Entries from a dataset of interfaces
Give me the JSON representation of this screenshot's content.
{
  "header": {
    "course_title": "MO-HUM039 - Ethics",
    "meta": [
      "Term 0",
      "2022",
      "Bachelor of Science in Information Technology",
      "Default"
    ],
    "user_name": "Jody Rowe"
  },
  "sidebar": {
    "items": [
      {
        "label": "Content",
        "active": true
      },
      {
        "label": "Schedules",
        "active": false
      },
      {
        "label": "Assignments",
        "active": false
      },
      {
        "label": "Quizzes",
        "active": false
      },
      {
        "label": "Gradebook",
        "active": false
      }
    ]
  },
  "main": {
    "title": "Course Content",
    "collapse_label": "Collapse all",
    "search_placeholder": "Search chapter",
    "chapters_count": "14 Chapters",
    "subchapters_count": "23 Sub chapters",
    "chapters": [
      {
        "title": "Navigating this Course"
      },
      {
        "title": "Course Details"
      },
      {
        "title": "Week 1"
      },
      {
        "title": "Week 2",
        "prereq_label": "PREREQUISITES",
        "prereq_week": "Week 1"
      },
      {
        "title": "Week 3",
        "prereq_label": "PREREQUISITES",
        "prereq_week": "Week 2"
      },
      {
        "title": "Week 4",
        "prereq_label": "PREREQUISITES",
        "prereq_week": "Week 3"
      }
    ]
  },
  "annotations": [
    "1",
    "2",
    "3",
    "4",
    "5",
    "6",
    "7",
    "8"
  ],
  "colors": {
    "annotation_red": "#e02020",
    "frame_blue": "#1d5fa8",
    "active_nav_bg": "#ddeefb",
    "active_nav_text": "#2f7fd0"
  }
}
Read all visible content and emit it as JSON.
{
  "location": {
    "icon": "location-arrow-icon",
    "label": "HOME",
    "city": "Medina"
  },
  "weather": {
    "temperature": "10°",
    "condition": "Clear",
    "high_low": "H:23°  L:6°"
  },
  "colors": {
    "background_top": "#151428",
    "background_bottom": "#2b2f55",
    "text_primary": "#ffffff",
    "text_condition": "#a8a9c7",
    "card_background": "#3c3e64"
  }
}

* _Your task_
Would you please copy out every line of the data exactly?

* _Response to this task_
Give me the JSON representation of this screenshot's content.
{
  "header": {
    "course_title": "MO-HUM039 - Ethics",
    "meta": [
      "Term 0",
      "2022",
      "Bachelor of Science in Information Technology",
      "Default"
    ],
    "user_name": "Jody Rowe"
  },
  "sidebar": {
    "items": [
      {
        "label": "Content",
        "active": true
      },
      {
        "label": "Schedules",
        "active": false
      },
      {
        "label": "Assignments",
        "active": false
      },
      {
        "label": "Quizzes",
        "active": false
      },
      {
        "label": "Gradebook",
        "active": false
      }
    ]
  },
  "main": {
    "title": "Course Content",
    "collapse_label": "Collapse all",
    "search_placeholder": "Search chapter",
    "chapters_count": "14 Chapters",
    "subchapters_count": "23 Sub chapters",
    "chapters": [
      {
        "title": "Navigating this Course"
      },
      {
        "title": "Course Details"
      },
      {
        "title": "Week 1"
      },
      {
        "title": "Week 2",
        "prereq_label": "PREREQUISITES",
        "prereq_week": "Week 1"
      },
      {
        "title": "Week 3",
        "prereq_label": "PREREQUISITES",
        "prereq_week": "Week 2"
      },
      {
        "title": "Week 4",
        "prereq_label": "PREREQUISITES",
        "prereq_week": "Week 3"
      }
    ]
  },
  "annotations": [
    "1",
    "2",
    "3",
    "4",
    "5",
    "6",
    "7",
    "8"
  ],
  "colors": {
    "annotation_red": "#e02020",
    "frame_blue": "#1d5fa8",
    "active_nav_bg": "#ddeefb",
    "active_nav_text": "#2f7fd0"
  }
}
Read all visible content and emit it as JSON.
{
  "location": {
    "icon": "location-arrow-icon",
    "label": "HOME",
    "city": "Medina"
  },
  "weather": {
    "temperature": "10°",
    "condition": "Clear",
    "high_low": "H:23°  L:6°"
  },
  "colors": {
    "background_top": "#151428",
    "background_bottom": "#2b2f55",
    "text_primary": "#ffffff",
    "text_condition": "#a8a9c7",
    "card_background": "#3c3e64"
  }
}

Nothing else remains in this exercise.